HSIB also recommended that the Royal College of Pathologists work with stakeholders to understand current practice and make any appropriate recommendations to promote the adoption of an icteric threshold at which a bilirubin test may be cascaded or reported, and to make any appropriate recommendations on neonatal-specific reference ranges for total bilirubin and thresholds for direct communication of these results to clinicians.
HSIB made two safety observations, saying it may be beneficial for regulators of pathology services to consider the findings of the investigation and amend their guidance if necessary; and that it may be beneficial to develop a national standardised early warning system track and trigger observation chart for use in neonatal unit settings.
Commenting on the investigation, Russell Evans, HSIB National Investigator, said: "The possible harm a newborn baby could suffer due to delayed treatment for jaundice is a risk that is well-recognised across the country, but it is one that continues to persist. We found that the reliance on visual signs could be a contributing factor to this because they rely on subjective assessment - they may not be easily spotted or obvious, and in some cases do not appear. This becomes even more of a safety issue when looking in babies with black or brown skin, and baby Elliana's case illustrated this.
"As a starting point, national guidance could be updated reflect the challenges seen through our investigation and provide healthcare professionals with more detailed information on how to address these challenges.
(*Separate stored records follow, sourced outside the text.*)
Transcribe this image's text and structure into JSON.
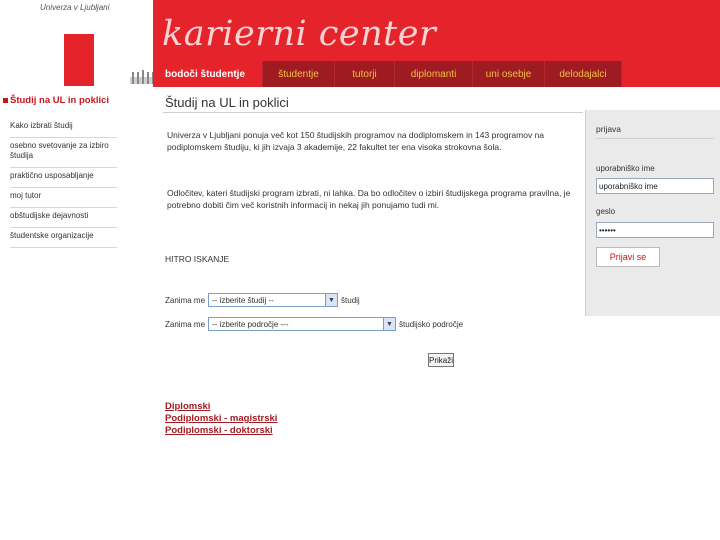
{
  "university": {
    "name": "Univerza v Ljubljani"
  },
  "header": {
    "title": "karierni center"
  },
  "nav": {
    "tabs": [
      {
        "label": "bodoči študentje"
      },
      {
        "label": "študentje"
      },
      {
        "label": "tutorji"
      },
      {
        "label": "diplomanti"
      },
      {
        "label": "uni osebje"
      },
      {
        "label": "delodajalci"
      }
    ]
  },
  "sidebar": {
    "title": "Študij na UL in poklici",
    "items": [
      {
        "label": "Kako izbrati študij"
      },
      {
        "label": "osebno svetovanje za izbiro študija"
      },
      {
        "label": "praktično usposabljanje"
      },
      {
        "label": "moj tutor"
      },
      {
        "label": "obštudijske dejavnosti"
      },
      {
        "label": "študentske organizacije"
      }
    ]
  },
  "main": {
    "title": "Študij na UL in poklici",
    "para1": "Univerza v Ljubljani ponuja več kot 150 študijskih programov na dodiplomskem in 143 programov na podiplomskem študiju, ki jih izvaja 3 akademije, 22 fakultet ter ena visoka strokovna šola.",
    "para2": "Odločitev, kateri študijski program izbrati, ni lahka. Da bo odločitev o izbiri študijskega programa pravilna, je potrebno dobiti čim več koristnih informacij in nekaj jih ponujamo tudi mi.",
    "quick_search": {
      "title": "HITRO ISKANJE",
      "row1": {
        "label": "Zanima me",
        "select_value": "-- izberite študij --",
        "after": "študij"
      },
      "row2": {
        "label": "Zanima me",
        "select_value": "-- izberite področje ---",
        "after": "študijsko področje"
      },
      "show_button": "Prikaži"
    },
    "links": [
      {
        "label": "Diplomski"
      },
      {
        "label": "Podiplomski - magistrski"
      },
      {
        "label": "Podiplomski - doktorski"
      }
    ]
  },
  "login": {
    "title": "prijava",
    "username_label": "uporabniško ime",
    "username_value": "uporabniško ime",
    "password_label": "geslo",
    "password_value": "••••••",
    "button": "Prijavi se"
  },
  "colors": {
    "brand_red": "#e5232a",
    "tab_dark": "#9e1c21",
    "tab_text": "#f0c040"
  }
}
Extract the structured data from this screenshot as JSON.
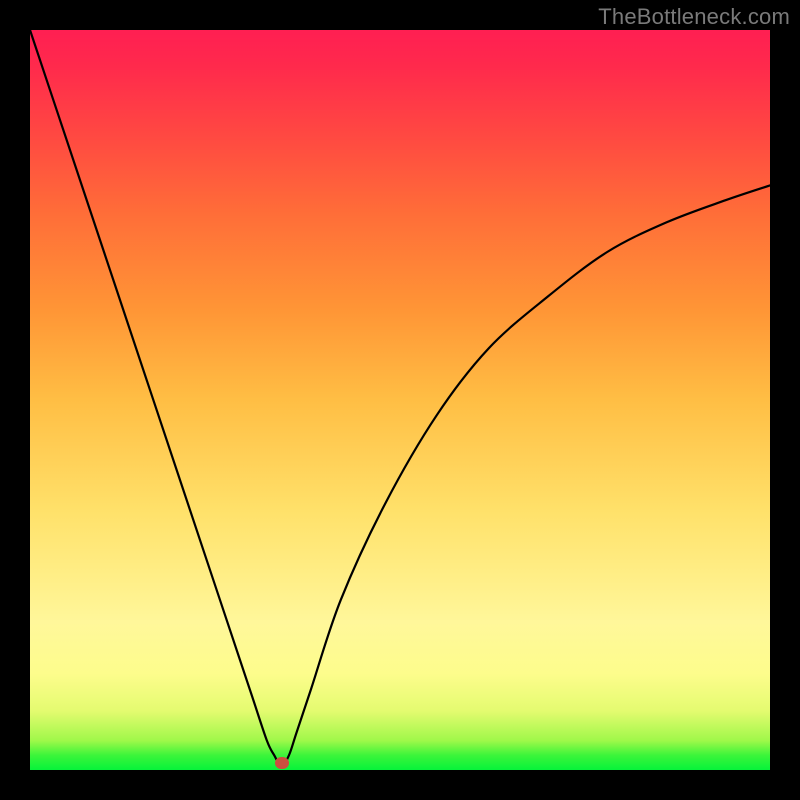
{
  "watermark": "TheBottleneck.com",
  "chart_data": {
    "type": "line",
    "title": "",
    "xlabel": "",
    "ylabel": "",
    "xlim": [
      0,
      100
    ],
    "ylim": [
      0,
      100
    ],
    "grid": false,
    "legend": false,
    "marker": {
      "x": 34,
      "y": 1
    },
    "series": [
      {
        "name": "curve",
        "x": [
          0,
          4,
          8,
          12,
          16,
          20,
          24,
          28,
          30,
          32,
          33,
          34,
          35,
          36,
          38,
          42,
          48,
          55,
          62,
          70,
          78,
          86,
          94,
          100
        ],
        "values": [
          100,
          88,
          76,
          64,
          52,
          40,
          28,
          16,
          10,
          4,
          2,
          0.5,
          2,
          5,
          11,
          23,
          36,
          48,
          57,
          64,
          70,
          74,
          77,
          79
        ]
      }
    ],
    "colors": {
      "curve_stroke": "#000000",
      "marker_fill": "#cc4f3f",
      "gradient_top": "#ff1f52",
      "gradient_bottom": "#06f33a"
    }
  }
}
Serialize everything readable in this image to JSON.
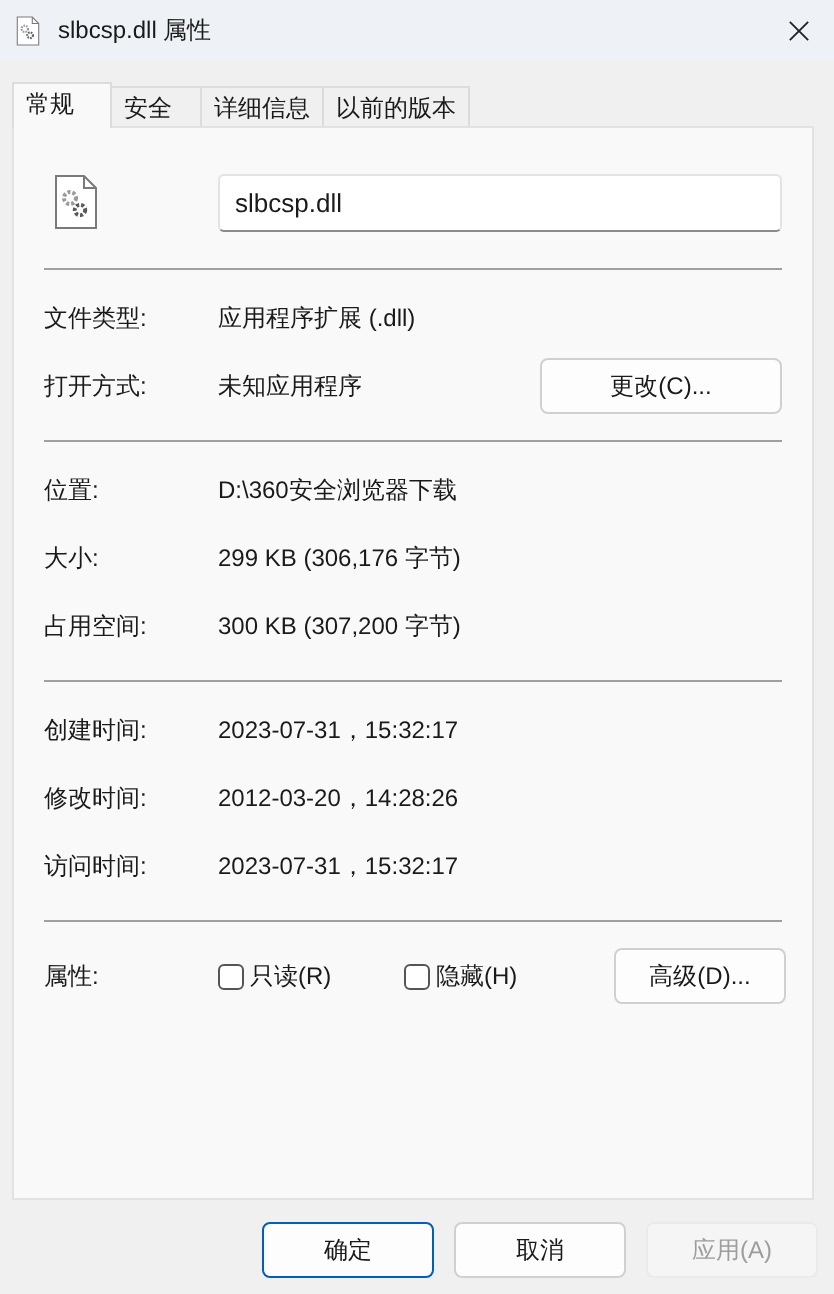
{
  "window": {
    "title": "slbcsp.dll 属性"
  },
  "tabs": [
    {
      "label": "常规",
      "selected": true
    },
    {
      "label": "安全",
      "selected": false
    },
    {
      "label": "详细信息",
      "selected": false
    },
    {
      "label": "以前的版本",
      "selected": false
    }
  ],
  "file_name": {
    "value": "slbcsp.dll"
  },
  "sections": [
    [
      {
        "label": "文件类型:",
        "value": "应用程序扩展 (.dll)"
      },
      {
        "label": "打开方式:",
        "value": "未知应用程序",
        "button": "更改(C)..."
      }
    ],
    [
      {
        "label": "位置:",
        "value": "D:\\360安全浏览器下载"
      },
      {
        "label": "大小:",
        "value": "299 KB (306,176 字节)"
      },
      {
        "label": "占用空间:",
        "value": "300 KB (307,200 字节)"
      }
    ],
    [
      {
        "label": "创建时间:",
        "value": "2023-07-31，15:32:17"
      },
      {
        "label": "修改时间:",
        "value": "2012-03-20，14:28:26"
      },
      {
        "label": "访问时间:",
        "value": "2023-07-31，15:32:17"
      }
    ]
  ],
  "attributes": {
    "label": "属性:",
    "checkboxes": [
      {
        "label": "只读(R)",
        "checked": false
      },
      {
        "label": "隐藏(H)",
        "checked": false
      }
    ],
    "button": "高级(D)..."
  },
  "buttons": [
    {
      "label": "确定",
      "default": true,
      "disabled": false
    },
    {
      "label": "取消",
      "default": false,
      "disabled": false
    },
    {
      "label": "应用(A)",
      "default": false,
      "disabled": true
    }
  ]
}
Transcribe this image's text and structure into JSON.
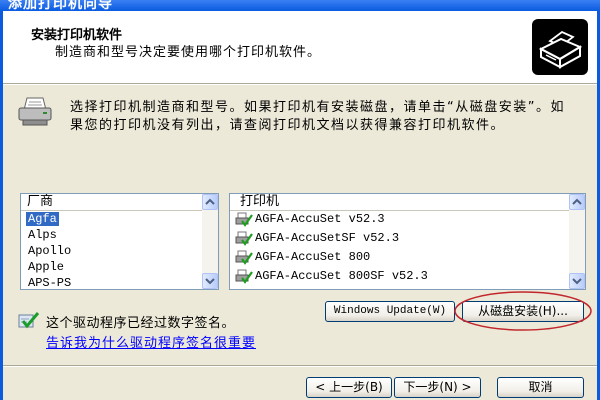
{
  "window": {
    "title": "添加打印机向导"
  },
  "header": {
    "title": "安装打印机软件",
    "subtitle": "制造商和型号决定要使用哪个打印机软件。",
    "icon": "printer-box-icon"
  },
  "instructions": {
    "icon": "printer-icon",
    "lines": [
      "选择打印机制造商和型号。如果打印机有安装磁盘，请单击“从磁盘安装”。如",
      "果您的打印机没有列出，请查阅打印机文档以获得兼容打印机软件。"
    ]
  },
  "manufacturers": {
    "header": "厂商",
    "items": [
      "Agfa",
      "Alps",
      "Apollo",
      "Apple",
      "APS-PS"
    ],
    "selected_index": 0
  },
  "printers": {
    "header": "打印机",
    "item_icon": "signed-printer-icon",
    "items": [
      "AGFA-AccuSet v52.3",
      "AGFA-AccuSetSF v52.3",
      "AGFA-AccuSet 800",
      "AGFA-AccuSet 800SF v52.3"
    ]
  },
  "signature": {
    "icon": "signed-driver-icon",
    "text": "这个驱动程序已经过数字签名。",
    "link": "告诉我为什么驱动程序签名很重要"
  },
  "buttons": {
    "windows_update": "Windows Update(W)",
    "have_disk": "从磁盘安装(H)...",
    "back": "< 上一步(B)",
    "next": "下一步(N) >",
    "cancel": "取消"
  },
  "colors": {
    "title_bar": "#0A5BE0",
    "dialog_background": "#ECE9D8",
    "selection": "#316AC5",
    "link": "#0000FF",
    "highlight_circle": "#C1272D"
  }
}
This would align with some of the changes in practice that has begun to emerge - our survey emphasised that some neonatal units have implemented other measures and are moving away from relying on visual detection. Several of the experts and clinicians we spoke to during our investigation felt that change is needed to help to mitigate the risk of that high levels of bilirubin are present but with no obvious visual signs.
"Overall, our analysis, findings and safety recommendations all reinforce that prematurity and ethnicity have an impact on whether jaundice will be spotted and that changes need to be made to ensure that all babies have access to early treatment that reduces the risk of life-changing harm."
Welcoming the report, Prof Timothy McDonald, laboratory director at Blood Sciences, Royal Devon and Exeter Hospital, who acted as a subject matter advisor for the investigation, said: "We welcome the findings of the HSIB investigation. I am sure all NHS laboratories around the country will be keen to adopt the recommendation to maximise the clinical utility of the information we generate related to neonatal jaundice in our pre-analytical checks. Anything we can do to speed up identifying and treating neonatal jaundice will have a huge impact for these babies and their families."